Element data from apps and pages:

- Opening Delimiter -

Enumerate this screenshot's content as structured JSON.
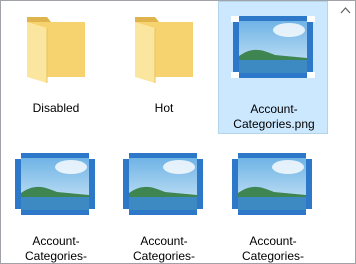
{
  "view": {
    "scroll_up_icon": "chevron-up-icon",
    "items": [
      {
        "name": "Disabled",
        "type": "folder",
        "icon": "folder-icon",
        "selected": false
      },
      {
        "name": "Hot",
        "type": "folder",
        "icon": "folder-icon",
        "selected": false
      },
      {
        "name_line1": "Account-",
        "name_line2": "Categories.png",
        "type": "image",
        "icon": "image-thumbnail-icon",
        "selected": true
      },
      {
        "name_line1": "Account-",
        "name_line2": "Categories-",
        "type": "image",
        "icon": "image-thumbnail-icon",
        "selected": false
      },
      {
        "name_line1": "Account-",
        "name_line2": "Categories-",
        "type": "image",
        "icon": "image-thumbnail-icon",
        "selected": false
      },
      {
        "name_line1": "Account-",
        "name_line2": "Categories-",
        "type": "image",
        "icon": "image-thumbnail-icon",
        "selected": false
      }
    ]
  },
  "colors": {
    "selection_bg": "#cce8ff",
    "folder": "#f8d775",
    "frame": "#1f6fc0"
  }
}
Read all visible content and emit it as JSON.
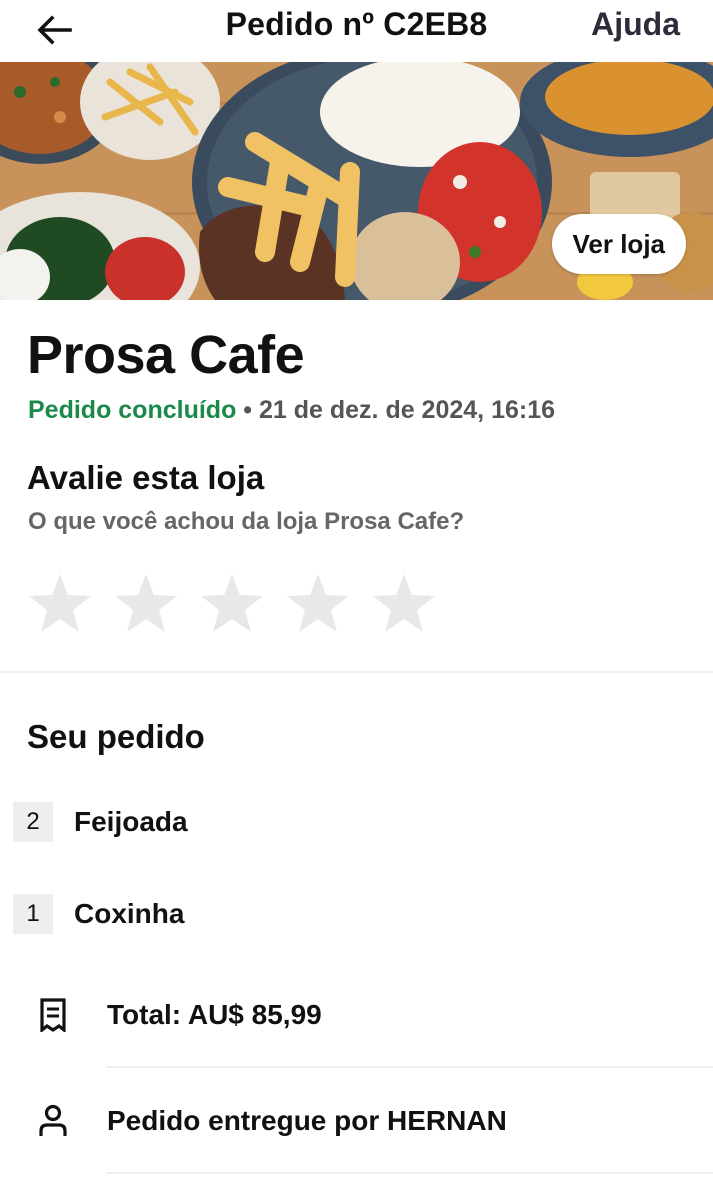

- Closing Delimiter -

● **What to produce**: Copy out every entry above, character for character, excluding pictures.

● **Response to the exercise**:
Enumerate this screenshot's content as structured JSON.
{
  "view": {
    "scroll_up_icon": "chevron-up-icon",
    "items": [
      {
        "name": "Disabled",
        "type": "folder",
        "icon": "folder-icon",
        "selected": false
      },
      {
        "name": "Hot",
        "type": "folder",
        "icon": "folder-icon",
        "selected": false
      },
      {
        "name_line1": "Account-",
        "name_line2": "Categories.png",
        "type": "image",
        "icon": "image-thumbnail-icon",
        "selected": true
      },
      {
        "name_line1": "Account-",
        "name_line2": "Categories-",
        "type": "image",
        "icon": "image-thumbnail-icon",
        "selected": false
      },
      {
        "name_line1": "Account-",
        "name_line2": "Categories-",
        "type": "image",
        "icon": "image-thumbnail-icon",
        "selected": false
      },
      {
        "name_line1": "Account-",
        "name_line2": "Categories-",
        "type": "image",
        "icon": "image-thumbnail-icon",
        "selected": false
      }
    ]
  },
  "colors": {
    "selection_bg": "#cce8ff",
    "folder": "#f8d775",
    "frame": "#1f6fc0"
  }
}
Read all visible content and emit it as JSON.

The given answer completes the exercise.